Freshman Daniel Ruiz de Castilla had never done research prior to coming to Penn this past fall. Now he’s assisting with a project that involves the careful synthesis of complex molecules called porphyrin dendrimers, entailing a detailed, stepwise process that can take months. The compounds could eventually find application in detecting pH changes in human tissue.
“One of the reasons I wanted to go to Penn was because everyone is doing something interesting and exciting,” says Ruiz de Castilla, who is from Baltimore and has been working in Sergei Vinogradov’s laboratory in the Perelman School of Medicine. “For a lot of science kids, that something is research.”
Thanks to the Penn Freshmen Exposure to Research in Biological Science (PennFERBS) program, Ruiz de Castilla got an early start on his own “something.” He is part of an inaugural cohort of 26 students who got involved in research labs within a few short months of beginning their undergraduate careers.

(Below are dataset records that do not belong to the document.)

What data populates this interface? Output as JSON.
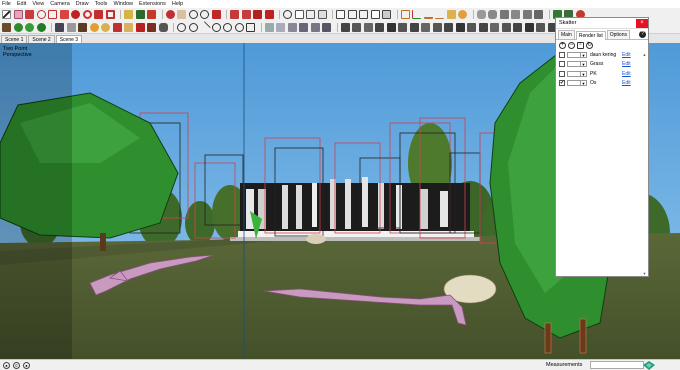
{
  "menu": [
    "File",
    "Edit",
    "View",
    "Camera",
    "Draw",
    "Tools",
    "Window",
    "Extensions",
    "Help"
  ],
  "scenes": [
    {
      "label": "Scene 1",
      "active": false
    },
    {
      "label": "Scene 2",
      "active": false
    },
    {
      "label": "Scene 3",
      "active": true
    }
  ],
  "viewport": {
    "projection_line1": "Two Point",
    "projection_line2": "Perspective"
  },
  "skatter": {
    "title": "Skatter",
    "close": "×",
    "tabs": [
      "Main",
      "Render list",
      "Options"
    ],
    "active_tab": "Render list",
    "help": "?",
    "items": [
      {
        "name": "daun kering",
        "checked": false,
        "edit": "Edit"
      },
      {
        "name": "Grass",
        "checked": false,
        "edit": "Edit"
      },
      {
        "name": "PK",
        "checked": false,
        "edit": "Edit"
      },
      {
        "name": "Os",
        "checked": true,
        "edit": "Edit"
      }
    ]
  },
  "status": {
    "measurements_label": "Measurements"
  },
  "colors": {
    "sky": "#5aa3dc",
    "ground": "#4e5a31",
    "tree": "#2f8f2f",
    "roots": "#b884b0",
    "bounds": "#d04050",
    "close_button": "#e81123"
  }
}
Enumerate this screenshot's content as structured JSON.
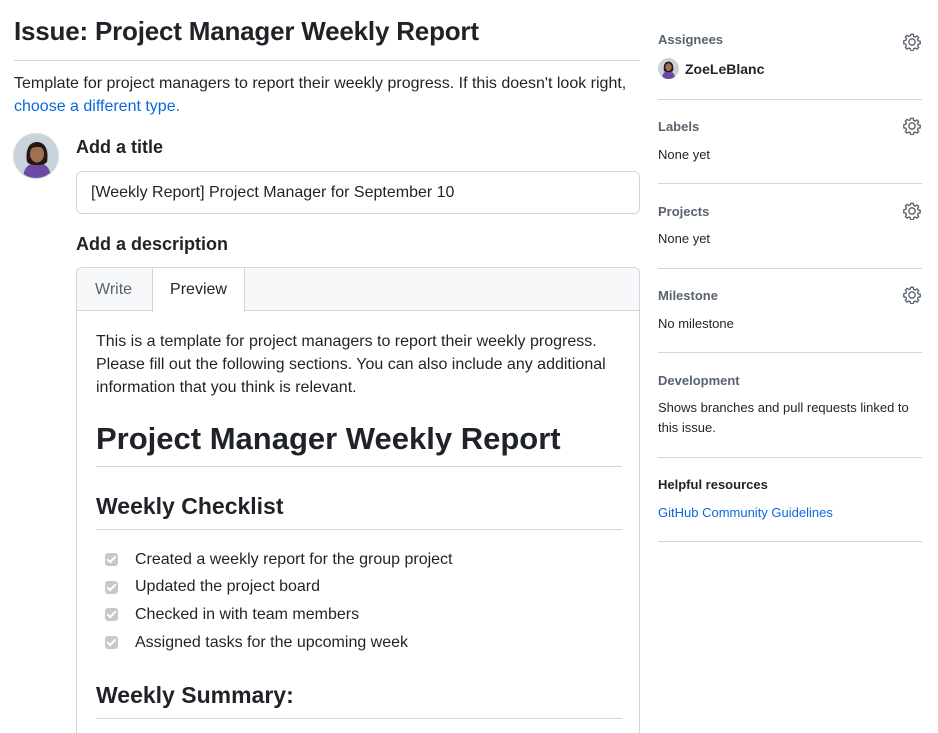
{
  "issue": {
    "page_title": "Issue: Project Manager Weekly Report",
    "intro_text": "Template for project managers to report their weekly progress. If this doesn't look right,",
    "intro_link": "choose a different type."
  },
  "form": {
    "title_label": "Add a title",
    "title_value": "[Weekly Report] Project Manager for September 10",
    "description_label": "Add a description",
    "tabs": [
      {
        "label": "Write"
      },
      {
        "label": "Preview"
      }
    ]
  },
  "preview": {
    "intro": "This is a template for project managers to report their weekly progress. Please fill out the following sections. You can also include any additional information that you think is relevant.",
    "heading": "Project Manager Weekly Report",
    "checklist_heading": "Weekly Checklist",
    "checklist": [
      {
        "label": "Created a weekly report for the group project",
        "checked": true
      },
      {
        "label": "Updated the project board",
        "checked": true
      },
      {
        "label": "Checked in with team members",
        "checked": true
      },
      {
        "label": "Assigned tasks for the upcoming week",
        "checked": true
      }
    ],
    "summary_heading": "Weekly Summary:"
  },
  "sidebar": {
    "assignees": {
      "heading": "Assignees",
      "user": "ZoeLeBlanc",
      "icon": "gear-icon"
    },
    "labels": {
      "heading": "Labels",
      "value": "None yet",
      "icon": "gear-icon"
    },
    "projects": {
      "heading": "Projects",
      "value": "None yet",
      "icon": "gear-icon"
    },
    "milestone": {
      "heading": "Milestone",
      "value": "No milestone",
      "icon": "gear-icon"
    },
    "development": {
      "heading": "Development",
      "value": "Shows branches and pull requests linked to this issue."
    },
    "resources": {
      "heading": "Helpful resources",
      "link": "GitHub Community Guidelines"
    }
  },
  "colors": {
    "link": "#0969da",
    "border": "#d0d7de",
    "muted": "#59636e",
    "text": "#1f2328"
  }
}
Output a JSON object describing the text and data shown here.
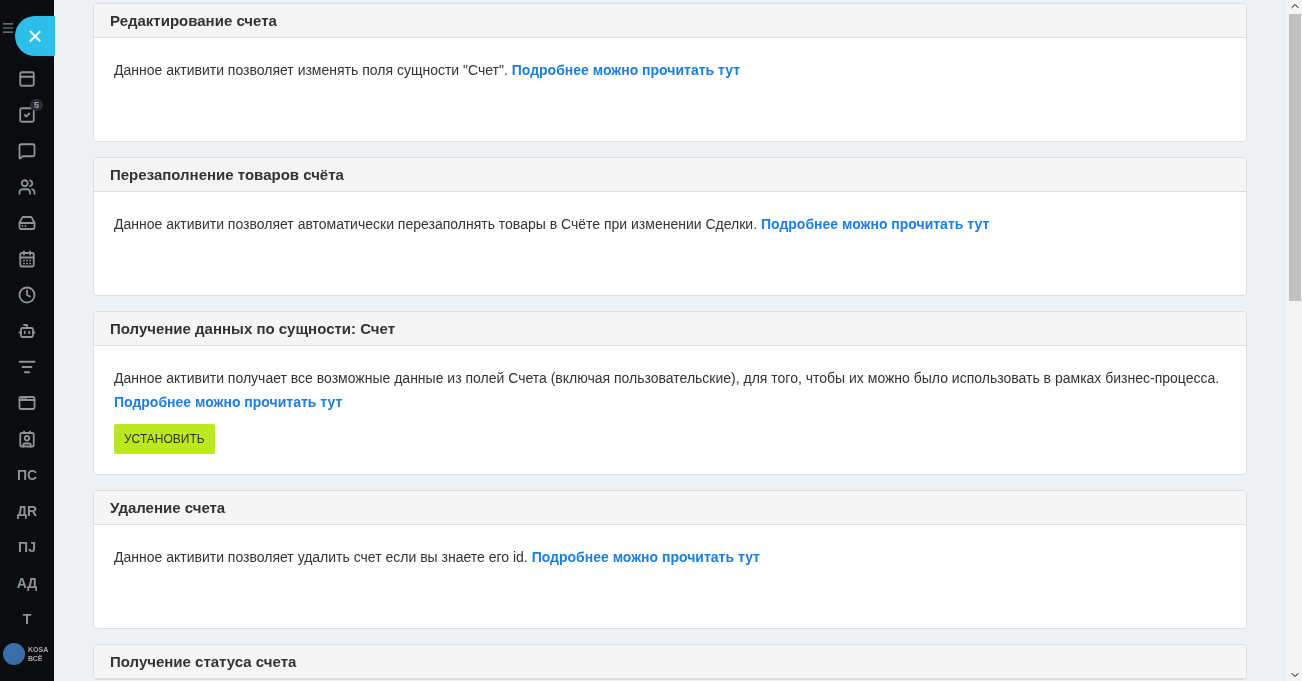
{
  "sidebar": {
    "close_button": "×",
    "items": [
      {
        "kind": "icon"
      },
      {
        "kind": "icon",
        "badge": "5"
      },
      {
        "kind": "icon"
      },
      {
        "kind": "icon"
      },
      {
        "kind": "icon"
      },
      {
        "kind": "icon"
      },
      {
        "kind": "icon"
      },
      {
        "kind": "icon"
      },
      {
        "kind": "icon"
      },
      {
        "kind": "icon"
      },
      {
        "kind": "icon"
      },
      {
        "kind": "text",
        "label": "ПС"
      },
      {
        "kind": "text",
        "label": "ДR"
      },
      {
        "kind": "text",
        "label": "ПЈ"
      },
      {
        "kind": "text",
        "label": "АД"
      },
      {
        "kind": "text",
        "label": "Т"
      }
    ],
    "logo": {
      "line_1": "KOSA",
      "line_2": "ВСЁ"
    }
  },
  "cards": [
    {
      "title": "Редактирование счета",
      "text": "Данное активити позволяет изменять поля сущности \"Счет\".",
      "link": "Подробнее можно прочитать тут"
    },
    {
      "title": "Перезаполнение товаров счёта",
      "text": "Данное активити позволяет автоматически перезаполнять товары в Счёте при изменении Сделки.",
      "link": "Подробнее можно прочитать тут"
    },
    {
      "title": "Получение данных по сущности: Счет",
      "text": "Данное активити получает все возможные данные из полей Счета (включая пользовательские), для того, чтобы их можно было использовать в рамках бизнес-процесса.",
      "link": "Подробнее можно прочитать тут",
      "button": "УСТАНОВИТЬ"
    },
    {
      "title": "Удаление счета",
      "text": "Данное активити позволяет удалить счет если вы знаете его id.",
      "link": "Подробнее можно прочитать тут"
    },
    {
      "title": "Получение статуса счета"
    }
  ]
}
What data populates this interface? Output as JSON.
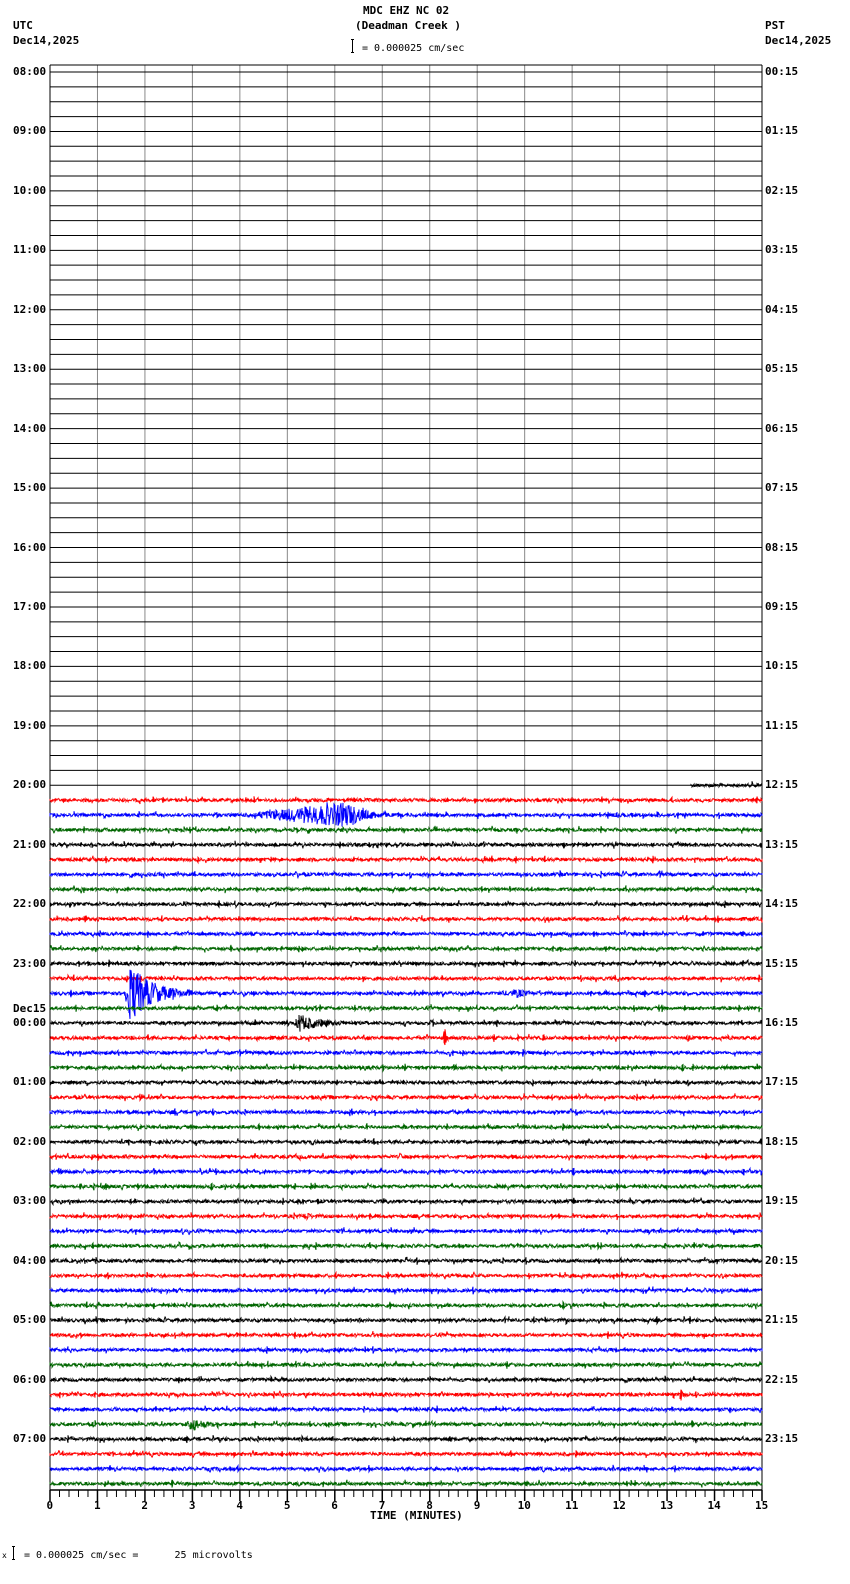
{
  "header": {
    "title": "MDC EHZ NC 02",
    "subtitle": "(Deadman Creek )",
    "scale_text": "= 0.000025 cm/sec",
    "left_tz": "UTC",
    "left_date": "Dec14,2025",
    "right_tz": "PST",
    "right_date": "Dec14,2025"
  },
  "footer": {
    "scale_text": "= 0.000025 cm/sec =      25 microvolts",
    "mark": "x"
  },
  "chart_data": {
    "type": "line",
    "title": "MDC EHZ NC 02 (Deadman Creek )",
    "xlabel": "TIME (MINUTES)",
    "xlim": [
      0,
      15
    ],
    "x_ticks": [
      "0",
      "1",
      "2",
      "3",
      "4",
      "5",
      "6",
      "7",
      "8",
      "9",
      "10",
      "11",
      "12",
      "13",
      "14",
      "15"
    ],
    "rows_per_hour": 4,
    "row_minutes": 15,
    "utc_labels": [
      "08:00",
      "09:00",
      "10:00",
      "11:00",
      "12:00",
      "13:00",
      "14:00",
      "15:00",
      "16:00",
      "17:00",
      "18:00",
      "19:00",
      "20:00",
      "21:00",
      "22:00",
      "23:00",
      "00:00",
      "01:00",
      "02:00",
      "03:00",
      "04:00",
      "05:00",
      "06:00",
      "07:00"
    ],
    "date_change_label": {
      "text": "Dec15",
      "before_hour": "00:00"
    },
    "pst_labels": [
      "00:15",
      "01:15",
      "02:15",
      "03:15",
      "04:15",
      "05:15",
      "06:15",
      "07:15",
      "08:15",
      "09:15",
      "10:15",
      "11:15",
      "12:15",
      "13:15",
      "14:15",
      "15:15",
      "16:15",
      "17:15",
      "18:15",
      "19:15",
      "20:15",
      "21:15",
      "22:15",
      "23:15"
    ],
    "total_rows": 96,
    "data_start": {
      "row": 48,
      "minute": 13.5
    },
    "trace_colors": [
      "#000000",
      "#ff0000",
      "#0000ff",
      "#006600"
    ],
    "noise_amplitude": 1.6,
    "events": [
      {
        "row": 50,
        "start": 4.0,
        "peak": 6.3,
        "end": 7.2,
        "amplitude": 11
      },
      {
        "row": 62,
        "start": 1.55,
        "peak": 1.7,
        "end": 3.0,
        "amplitude": 28
      },
      {
        "row": 62,
        "start": 9.4,
        "peak": 9.9,
        "end": 10.4,
        "amplitude": 2.5
      },
      {
        "row": 64,
        "start": 5.15,
        "peak": 5.25,
        "end": 6.3,
        "amplitude": 8
      },
      {
        "row": 65,
        "start": 8.28,
        "peak": 8.32,
        "end": 8.4,
        "amplitude": 10
      },
      {
        "row": 65,
        "start": 13.4,
        "peak": 13.45,
        "end": 13.55,
        "amplitude": 3
      },
      {
        "row": 74,
        "start": 13.7,
        "peak": 13.8,
        "end": 13.95,
        "amplitude": 3
      },
      {
        "row": 77,
        "start": 5.3,
        "peak": 5.4,
        "end": 5.6,
        "amplitude": 3
      },
      {
        "row": 89,
        "start": 13.25,
        "peak": 13.3,
        "end": 13.4,
        "amplitude": 7
      },
      {
        "row": 91,
        "start": 2.85,
        "peak": 3.0,
        "end": 3.7,
        "amplitude": 6
      }
    ]
  }
}
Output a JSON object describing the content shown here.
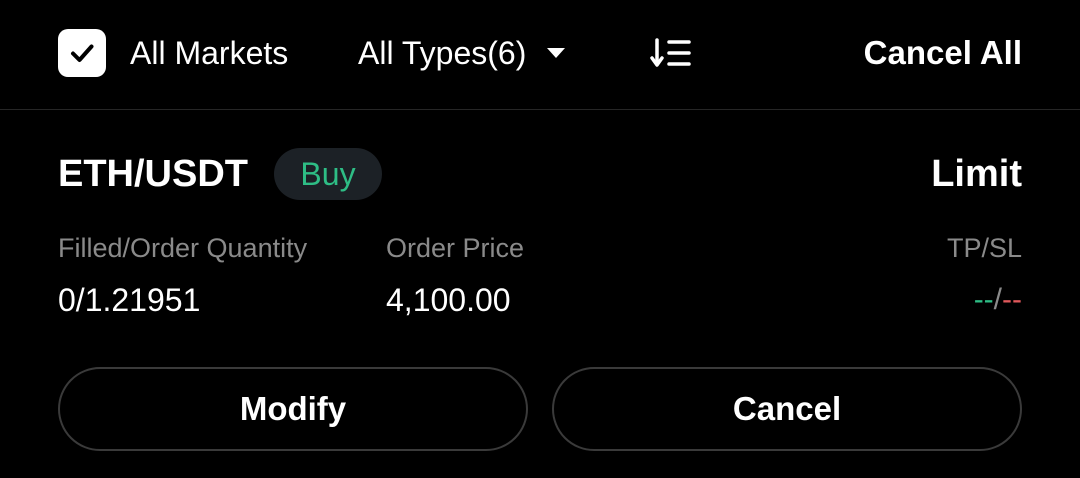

With the ultimate goal of relieving racial and ethnic inequities in the scientific, medical, and technological communities, PennFERBS was launched last summer in a collaborative effort between program director Mechthild Pohlschröder of the School of Arts & Sciences, Kristen Lynch of the Perelman School of Medicine, Keisha Johnson of the Pre-Freshmen Program (PFP), Pamela Edwards of the Penn College Achievement Program (PennCAP), and Bruce Lenthall from the Center for Teaching and Learning (CTL). The program focuses on promoting students from groups underrepresented in STEM, enhancing peer social support, and training students to take on leadership roles.
“Penn has been actively working to get students into labs really early on; that’s the motivation behind the PURM program,” says Pohlschröder, referring to the Penn Undergraduate Research Mentoring Program. “That’s a fantastic opportunity after your first year to provide students with an exciting authentic research experience; however, it also potentially is too late to retain some students, who may decide during that year that they want to leave STEM.”
Even the most exceptional students from underserved communities have often not received adequate exposure, if any, to scientific research during high school. PennFERBS focuses on connecting these students with jobs in research labs and appropriate mentors to instill them with the skills and confidence needed to succeed in STEM fields.